It’s hard for manufacturers to squeeze high-quality speakers into today’s ultra-thin flat-screen TVs. That means to get the rich, full sound we crave on movie night, you’ll need to have some other stereo setup. Soundbars are the simplest, plug-and-play method out there to get great sound.
This speaker setup includes Bluetooth, so you can use it as a stereo for music, too. Bose
Soundbars essentially cram multiple small speakers into one bar; they’re sort of a stereo-system-in-a-box, if that box was actually a bar. They’re a great fit for TVs, because they’re low-profile, take up little room and there’s no need for wires that splay about all over your living room.
Thanks to the smart integration in this item, you can ask it to play music or podcasts right from your favorite streaming services. Yamaha Audio

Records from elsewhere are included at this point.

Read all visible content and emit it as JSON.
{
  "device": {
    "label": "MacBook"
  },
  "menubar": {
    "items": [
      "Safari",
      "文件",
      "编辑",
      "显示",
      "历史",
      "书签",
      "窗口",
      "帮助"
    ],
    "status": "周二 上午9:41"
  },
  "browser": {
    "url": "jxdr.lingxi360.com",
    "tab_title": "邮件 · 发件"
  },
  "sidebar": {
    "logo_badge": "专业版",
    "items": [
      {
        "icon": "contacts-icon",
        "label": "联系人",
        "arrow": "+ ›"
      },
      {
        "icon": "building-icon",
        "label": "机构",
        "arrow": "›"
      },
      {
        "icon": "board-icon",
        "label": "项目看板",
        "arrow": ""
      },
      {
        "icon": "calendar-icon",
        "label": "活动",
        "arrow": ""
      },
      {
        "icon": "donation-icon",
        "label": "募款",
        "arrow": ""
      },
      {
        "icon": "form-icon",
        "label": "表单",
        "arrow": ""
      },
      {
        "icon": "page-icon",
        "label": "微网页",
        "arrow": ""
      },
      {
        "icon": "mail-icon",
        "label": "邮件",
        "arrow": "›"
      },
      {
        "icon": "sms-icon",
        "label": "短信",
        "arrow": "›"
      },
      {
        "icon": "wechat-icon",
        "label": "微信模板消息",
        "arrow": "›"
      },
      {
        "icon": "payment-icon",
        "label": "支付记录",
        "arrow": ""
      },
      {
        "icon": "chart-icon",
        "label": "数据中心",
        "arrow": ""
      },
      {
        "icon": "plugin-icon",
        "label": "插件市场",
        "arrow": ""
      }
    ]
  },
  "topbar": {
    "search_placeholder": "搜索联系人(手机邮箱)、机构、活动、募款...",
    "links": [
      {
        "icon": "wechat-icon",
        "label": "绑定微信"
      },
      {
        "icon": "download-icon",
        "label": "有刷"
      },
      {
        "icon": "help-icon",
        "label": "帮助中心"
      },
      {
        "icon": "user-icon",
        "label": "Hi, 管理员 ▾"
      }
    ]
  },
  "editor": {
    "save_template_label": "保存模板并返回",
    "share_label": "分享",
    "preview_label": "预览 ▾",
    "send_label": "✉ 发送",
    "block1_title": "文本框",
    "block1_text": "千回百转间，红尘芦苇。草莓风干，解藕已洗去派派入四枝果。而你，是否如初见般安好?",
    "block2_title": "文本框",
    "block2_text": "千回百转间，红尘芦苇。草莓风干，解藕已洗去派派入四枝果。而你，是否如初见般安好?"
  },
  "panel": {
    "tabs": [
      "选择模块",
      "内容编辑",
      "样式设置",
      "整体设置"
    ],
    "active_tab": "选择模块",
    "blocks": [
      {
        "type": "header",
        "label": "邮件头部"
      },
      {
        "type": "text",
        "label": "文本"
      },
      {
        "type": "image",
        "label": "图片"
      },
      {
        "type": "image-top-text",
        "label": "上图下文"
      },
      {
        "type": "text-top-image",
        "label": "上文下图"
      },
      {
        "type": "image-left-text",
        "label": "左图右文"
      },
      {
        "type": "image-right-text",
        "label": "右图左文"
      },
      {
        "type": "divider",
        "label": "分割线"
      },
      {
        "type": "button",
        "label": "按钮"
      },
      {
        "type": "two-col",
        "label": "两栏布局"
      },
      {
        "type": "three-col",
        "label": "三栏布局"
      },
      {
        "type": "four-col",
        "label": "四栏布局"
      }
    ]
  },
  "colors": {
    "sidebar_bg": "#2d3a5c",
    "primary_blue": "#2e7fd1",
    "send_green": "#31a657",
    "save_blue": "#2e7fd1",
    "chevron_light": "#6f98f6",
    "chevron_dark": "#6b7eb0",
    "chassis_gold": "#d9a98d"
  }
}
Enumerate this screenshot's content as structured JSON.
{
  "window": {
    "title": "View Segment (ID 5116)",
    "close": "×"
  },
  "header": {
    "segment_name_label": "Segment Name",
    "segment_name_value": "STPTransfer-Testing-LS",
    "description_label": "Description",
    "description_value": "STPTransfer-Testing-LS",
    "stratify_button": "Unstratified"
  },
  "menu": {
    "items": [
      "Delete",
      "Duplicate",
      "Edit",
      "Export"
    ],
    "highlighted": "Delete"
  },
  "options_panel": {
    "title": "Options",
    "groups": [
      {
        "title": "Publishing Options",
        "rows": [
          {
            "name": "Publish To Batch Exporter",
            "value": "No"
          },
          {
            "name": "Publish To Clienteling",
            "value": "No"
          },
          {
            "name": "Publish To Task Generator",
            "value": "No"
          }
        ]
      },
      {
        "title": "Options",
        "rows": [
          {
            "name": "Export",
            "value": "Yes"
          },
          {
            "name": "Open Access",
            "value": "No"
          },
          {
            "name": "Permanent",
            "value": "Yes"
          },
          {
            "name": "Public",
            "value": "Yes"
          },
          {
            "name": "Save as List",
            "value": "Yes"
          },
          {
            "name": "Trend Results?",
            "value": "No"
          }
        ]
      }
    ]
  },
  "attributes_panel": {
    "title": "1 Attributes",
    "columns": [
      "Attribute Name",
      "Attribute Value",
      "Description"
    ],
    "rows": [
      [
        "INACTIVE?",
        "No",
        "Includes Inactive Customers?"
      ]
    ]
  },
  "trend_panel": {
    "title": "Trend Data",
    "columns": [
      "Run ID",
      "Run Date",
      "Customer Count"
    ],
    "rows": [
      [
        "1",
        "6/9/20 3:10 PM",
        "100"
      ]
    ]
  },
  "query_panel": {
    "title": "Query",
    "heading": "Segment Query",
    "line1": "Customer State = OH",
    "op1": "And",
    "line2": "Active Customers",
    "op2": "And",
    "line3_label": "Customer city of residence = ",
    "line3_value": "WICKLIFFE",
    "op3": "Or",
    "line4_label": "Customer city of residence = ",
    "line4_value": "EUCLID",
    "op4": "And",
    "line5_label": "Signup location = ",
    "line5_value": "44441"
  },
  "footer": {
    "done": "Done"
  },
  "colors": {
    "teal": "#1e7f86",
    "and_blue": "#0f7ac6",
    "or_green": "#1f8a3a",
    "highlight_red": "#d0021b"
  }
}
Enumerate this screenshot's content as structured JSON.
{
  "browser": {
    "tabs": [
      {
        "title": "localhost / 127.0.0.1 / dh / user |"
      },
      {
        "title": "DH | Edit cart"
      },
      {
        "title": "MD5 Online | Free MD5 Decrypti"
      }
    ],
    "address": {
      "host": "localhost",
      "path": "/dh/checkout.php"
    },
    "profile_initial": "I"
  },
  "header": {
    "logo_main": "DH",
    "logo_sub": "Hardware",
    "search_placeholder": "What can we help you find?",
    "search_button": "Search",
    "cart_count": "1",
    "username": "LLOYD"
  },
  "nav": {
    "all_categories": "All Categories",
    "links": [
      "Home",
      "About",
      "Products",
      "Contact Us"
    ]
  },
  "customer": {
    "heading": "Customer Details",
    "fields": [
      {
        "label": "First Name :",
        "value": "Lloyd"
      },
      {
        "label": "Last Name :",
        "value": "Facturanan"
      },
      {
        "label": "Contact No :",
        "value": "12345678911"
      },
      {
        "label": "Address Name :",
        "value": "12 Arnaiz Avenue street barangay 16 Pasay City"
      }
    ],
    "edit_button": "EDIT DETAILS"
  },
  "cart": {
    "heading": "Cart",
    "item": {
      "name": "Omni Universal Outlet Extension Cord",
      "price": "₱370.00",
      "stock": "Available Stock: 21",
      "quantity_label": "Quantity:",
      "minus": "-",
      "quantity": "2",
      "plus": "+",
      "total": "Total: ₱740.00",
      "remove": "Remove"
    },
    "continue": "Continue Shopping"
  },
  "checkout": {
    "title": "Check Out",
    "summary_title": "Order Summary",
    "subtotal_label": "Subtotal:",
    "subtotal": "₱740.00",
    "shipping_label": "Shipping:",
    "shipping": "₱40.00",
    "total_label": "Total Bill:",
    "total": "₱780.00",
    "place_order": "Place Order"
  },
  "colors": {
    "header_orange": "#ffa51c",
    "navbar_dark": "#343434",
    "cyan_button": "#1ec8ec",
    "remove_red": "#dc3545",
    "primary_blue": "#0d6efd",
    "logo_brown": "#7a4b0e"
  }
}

Typical soundbars come in two forms. One is simply the bar by itself, nothing else. The other form is a soundbar plus a subwoofer. Subwoofers are, usually, black boxes that provide extra bass; speakers, unlike many gadgets, actually have to take up physical space in order for their diaphragms to vibrate. To get great bass performance, you need a larger space than can fit in a soundbar, so some soundbar systems will include a subwoofer. Though this box can go anywhere, the best place is on the floor near where you usually sit. You won’t see it, but you’ll hear it.
A media box is built right into the product. No need for an extra one to stream Amazon Prime Video, Netflix, Hulu or Spotify. Roku
Soundbars will come with their own remote control. That generally works fine, as long as you don’t mind a separate controller to turn on your speaker or change its volume. There are some other solutions, though. Some soundbars will be compatible with something called HDMI ARC. If you buy an HDMI cable that’s specifically designed to work with HDMI ARC, and your soundbar supports it, you can use that cable to connect your soundbar and your TV—and you’ll be able to control your soundbar with your regular TV remote.